__MATERIAL SHOWN__
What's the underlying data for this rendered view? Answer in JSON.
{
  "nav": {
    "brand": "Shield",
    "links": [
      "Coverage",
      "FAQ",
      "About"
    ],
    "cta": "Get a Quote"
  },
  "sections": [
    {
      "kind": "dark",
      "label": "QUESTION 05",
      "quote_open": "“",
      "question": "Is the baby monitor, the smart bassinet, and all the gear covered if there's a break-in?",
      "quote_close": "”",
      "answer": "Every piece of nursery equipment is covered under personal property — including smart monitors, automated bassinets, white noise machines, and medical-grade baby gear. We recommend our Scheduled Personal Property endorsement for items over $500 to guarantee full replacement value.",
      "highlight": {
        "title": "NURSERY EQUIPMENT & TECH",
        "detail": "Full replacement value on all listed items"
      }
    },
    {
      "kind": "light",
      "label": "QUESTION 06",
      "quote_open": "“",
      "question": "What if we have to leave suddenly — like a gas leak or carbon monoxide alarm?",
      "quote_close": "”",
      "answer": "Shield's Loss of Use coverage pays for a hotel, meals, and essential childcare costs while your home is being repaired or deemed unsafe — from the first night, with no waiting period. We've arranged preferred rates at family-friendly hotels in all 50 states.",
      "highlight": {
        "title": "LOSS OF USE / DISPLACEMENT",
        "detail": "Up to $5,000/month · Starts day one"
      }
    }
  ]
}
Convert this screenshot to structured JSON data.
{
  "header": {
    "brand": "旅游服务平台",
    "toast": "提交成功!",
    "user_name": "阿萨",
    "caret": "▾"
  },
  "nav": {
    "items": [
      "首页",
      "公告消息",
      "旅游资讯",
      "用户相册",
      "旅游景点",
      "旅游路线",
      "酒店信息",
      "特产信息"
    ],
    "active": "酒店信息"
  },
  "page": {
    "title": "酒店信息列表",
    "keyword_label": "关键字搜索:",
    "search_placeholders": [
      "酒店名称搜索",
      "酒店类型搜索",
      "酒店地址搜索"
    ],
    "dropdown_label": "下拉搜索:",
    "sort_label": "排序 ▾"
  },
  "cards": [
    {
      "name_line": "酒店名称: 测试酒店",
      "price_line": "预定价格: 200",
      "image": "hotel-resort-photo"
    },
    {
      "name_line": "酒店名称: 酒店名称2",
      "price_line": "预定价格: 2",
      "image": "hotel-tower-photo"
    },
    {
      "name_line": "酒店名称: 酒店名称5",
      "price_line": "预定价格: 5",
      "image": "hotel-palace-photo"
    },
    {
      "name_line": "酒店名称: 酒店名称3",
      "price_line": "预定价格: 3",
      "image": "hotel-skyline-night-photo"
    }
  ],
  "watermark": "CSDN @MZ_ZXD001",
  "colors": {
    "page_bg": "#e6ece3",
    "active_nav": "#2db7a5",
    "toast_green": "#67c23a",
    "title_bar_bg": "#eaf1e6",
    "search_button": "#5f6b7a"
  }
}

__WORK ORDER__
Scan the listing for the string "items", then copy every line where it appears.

__SOLUTION FOR THIS EXERCISE__
      "answer": "Every piece of nursery equipment is covered under personal property — including smart monitors, automated bassinets, white noise machines, and medical-grade baby gear. We recommend our Scheduled Personal Property endorsement for items over $500 to guarantee full replacement value.",
        "detail": "Full replacement value on all listed items"
    "items": [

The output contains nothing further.